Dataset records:
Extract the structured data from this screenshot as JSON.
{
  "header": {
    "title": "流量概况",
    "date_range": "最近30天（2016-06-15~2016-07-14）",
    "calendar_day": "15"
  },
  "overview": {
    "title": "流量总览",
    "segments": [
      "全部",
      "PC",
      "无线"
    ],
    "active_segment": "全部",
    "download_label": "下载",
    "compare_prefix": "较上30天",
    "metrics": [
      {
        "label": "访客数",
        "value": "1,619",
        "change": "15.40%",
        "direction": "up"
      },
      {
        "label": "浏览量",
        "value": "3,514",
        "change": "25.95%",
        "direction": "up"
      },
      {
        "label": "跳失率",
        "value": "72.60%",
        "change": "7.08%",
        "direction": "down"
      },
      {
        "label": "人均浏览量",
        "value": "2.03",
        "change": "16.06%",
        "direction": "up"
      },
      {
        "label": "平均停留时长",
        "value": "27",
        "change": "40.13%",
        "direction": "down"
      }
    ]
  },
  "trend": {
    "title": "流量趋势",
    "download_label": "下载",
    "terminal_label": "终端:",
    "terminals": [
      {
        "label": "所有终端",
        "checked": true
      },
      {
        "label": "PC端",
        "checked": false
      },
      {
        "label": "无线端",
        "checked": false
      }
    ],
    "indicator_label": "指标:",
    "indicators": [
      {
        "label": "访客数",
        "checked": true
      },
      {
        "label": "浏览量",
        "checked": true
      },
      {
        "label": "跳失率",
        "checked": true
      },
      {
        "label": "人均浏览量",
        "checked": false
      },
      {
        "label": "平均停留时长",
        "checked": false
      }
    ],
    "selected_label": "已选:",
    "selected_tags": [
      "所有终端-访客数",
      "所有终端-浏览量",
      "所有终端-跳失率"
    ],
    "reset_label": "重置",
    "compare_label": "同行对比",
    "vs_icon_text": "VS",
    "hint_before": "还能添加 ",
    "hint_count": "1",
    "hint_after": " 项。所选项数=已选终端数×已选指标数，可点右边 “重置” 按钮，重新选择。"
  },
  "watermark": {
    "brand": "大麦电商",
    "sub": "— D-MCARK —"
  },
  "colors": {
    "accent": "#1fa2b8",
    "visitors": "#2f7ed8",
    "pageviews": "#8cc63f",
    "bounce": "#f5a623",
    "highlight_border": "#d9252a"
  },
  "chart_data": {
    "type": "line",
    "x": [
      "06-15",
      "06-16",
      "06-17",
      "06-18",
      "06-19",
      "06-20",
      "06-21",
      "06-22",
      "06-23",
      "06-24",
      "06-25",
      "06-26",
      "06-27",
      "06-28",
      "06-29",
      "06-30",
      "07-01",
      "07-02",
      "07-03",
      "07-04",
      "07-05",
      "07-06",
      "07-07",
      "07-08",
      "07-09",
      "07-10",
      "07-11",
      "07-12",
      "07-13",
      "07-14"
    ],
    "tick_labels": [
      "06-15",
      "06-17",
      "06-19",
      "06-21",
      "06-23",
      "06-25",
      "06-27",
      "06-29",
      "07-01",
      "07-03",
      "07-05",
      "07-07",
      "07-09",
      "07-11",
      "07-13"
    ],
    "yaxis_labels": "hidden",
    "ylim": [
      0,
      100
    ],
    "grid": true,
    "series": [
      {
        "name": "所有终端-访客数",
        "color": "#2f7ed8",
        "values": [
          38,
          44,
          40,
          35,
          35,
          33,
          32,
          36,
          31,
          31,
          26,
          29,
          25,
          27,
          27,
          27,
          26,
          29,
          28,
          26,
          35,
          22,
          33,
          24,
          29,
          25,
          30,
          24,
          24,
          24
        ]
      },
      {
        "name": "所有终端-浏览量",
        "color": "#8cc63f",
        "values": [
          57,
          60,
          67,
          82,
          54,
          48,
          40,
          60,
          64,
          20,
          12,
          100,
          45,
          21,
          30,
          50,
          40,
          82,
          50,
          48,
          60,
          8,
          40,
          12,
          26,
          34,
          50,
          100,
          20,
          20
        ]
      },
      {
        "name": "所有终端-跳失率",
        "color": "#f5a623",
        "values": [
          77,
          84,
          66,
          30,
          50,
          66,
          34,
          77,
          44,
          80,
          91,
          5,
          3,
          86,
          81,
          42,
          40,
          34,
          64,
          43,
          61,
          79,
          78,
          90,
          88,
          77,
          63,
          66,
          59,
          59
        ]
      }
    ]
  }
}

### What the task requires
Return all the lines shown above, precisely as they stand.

### Final answer
Extract the structured data from this screenshot as JSON.
{
  "header": {
    "title": "流量概况",
    "date_range": "最近30天（2016-06-15~2016-07-14）",
    "calendar_day": "15"
  },
  "overview": {
    "title": "流量总览",
    "segments": [
      "全部",
      "PC",
      "无线"
    ],
    "active_segment": "全部",
    "download_label": "下载",
    "compare_prefix": "较上30天",
    "metrics": [
      {
        "label": "访客数",
        "value": "1,619",
        "change": "15.40%",
        "direction": "up"
      },
      {
        "label": "浏览量",
        "value": "3,514",
        "change": "25.95%",
        "direction": "up"
      },
      {
        "label": "跳失率",
        "value": "72.60%",
        "change": "7.08%",
        "direction": "down"
      },
      {
        "label": "人均浏览量",
        "value": "2.03",
        "change": "16.06%",
        "direction": "up"
      },
      {
        "label": "平均停留时长",
        "value": "27",
        "change": "40.13%",
        "direction": "down"
      }
    ]
  },
  "trend": {
    "title": "流量趋势",
    "download_label": "下载",
    "terminal_label": "终端:",
    "terminals": [
      {
        "label": "所有终端",
        "checked": true
      },
      {
        "label": "PC端",
        "checked": false
      },
      {
        "label": "无线端",
        "checked": false
      }
    ],
    "indicator_label": "指标:",
    "indicators": [
      {
        "label": "访客数",
        "checked": true
      },
      {
        "label": "浏览量",
        "checked": true
      },
      {
        "label": "跳失率",
        "checked": true
      },
      {
        "label": "人均浏览量",
        "checked": false
      },
      {
        "label": "平均停留时长",
        "checked": false
      }
    ],
    "selected_label": "已选:",
    "selected_tags": [
      "所有终端-访客数",
      "所有终端-浏览量",
      "所有终端-跳失率"
    ],
    "reset_label": "重置",
    "compare_label": "同行对比",
    "vs_icon_text": "VS",
    "hint_before": "还能添加 ",
    "hint_count": "1",
    "hint_after": " 项。所选项数=已选终端数×已选指标数，可点右边 “重置” 按钮，重新选择。"
  },
  "watermark": {
    "brand": "大麦电商",
    "sub": "— D-MCARK —"
  },
  "colors": {
    "accent": "#1fa2b8",
    "visitors": "#2f7ed8",
    "pageviews": "#8cc63f",
    "bounce": "#f5a623",
    "highlight_border": "#d9252a"
  },
  "chart_data": {
    "type": "line",
    "x": [
      "06-15",
      "06-16",
      "06-17",
      "06-18",
      "06-19",
      "06-20",
      "06-21",
      "06-22",
      "06-23",
      "06-24",
      "06-25",
      "06-26",
      "06-27",
      "06-28",
      "06-29",
      "06-30",
      "07-01",
      "07-02",
      "07-03",
      "07-04",
      "07-05",
      "07-06",
      "07-07",
      "07-08",
      "07-09",
      "07-10",
      "07-11",
      "07-12",
      "07-13",
      "07-14"
    ],
    "tick_labels": [
      "06-15",
      "06-17",
      "06-19",
      "06-21",
      "06-23",
      "06-25",
      "06-27",
      "06-29",
      "07-01",
      "07-03",
      "07-05",
      "07-07",
      "07-09",
      "07-11",
      "07-13"
    ],
    "yaxis_labels": "hidden",
    "ylim": [
      0,
      100
    ],
    "grid": true,
    "series": [
      {
        "name": "所有终端-访客数",
        "color": "#2f7ed8",
        "values": [
          38,
          44,
          40,
          35,
          35,
          33,
          32,
          36,
          31,
          31,
          26,
          29,
          25,
          27,
          27,
          27,
          26,
          29,
          28,
          26,
          35,
          22,
          33,
          24,
          29,
          25,
          30,
          24,
          24,
          24
        ]
      },
      {
        "name": "所有终端-浏览量",
        "color": "#8cc63f",
        "values": [
          57,
          60,
          67,
          82,
          54,
          48,
          40,
          60,
          64,
          20,
          12,
          100,
          45,
          21,
          30,
          50,
          40,
          82,
          50,
          48,
          60,
          8,
          40,
          12,
          26,
          34,
          50,
          100,
          20,
          20
        ]
      },
      {
        "name": "所有终端-跳失率",
        "color": "#f5a623",
        "values": [
          77,
          84,
          66,
          30,
          50,
          66,
          34,
          77,
          44,
          80,
          91,
          5,
          3,
          86,
          81,
          42,
          40,
          34,
          64,
          43,
          61,
          79,
          78,
          90,
          88,
          77,
          63,
          66,
          59,
          59
        ]
      }
    ]
  }
}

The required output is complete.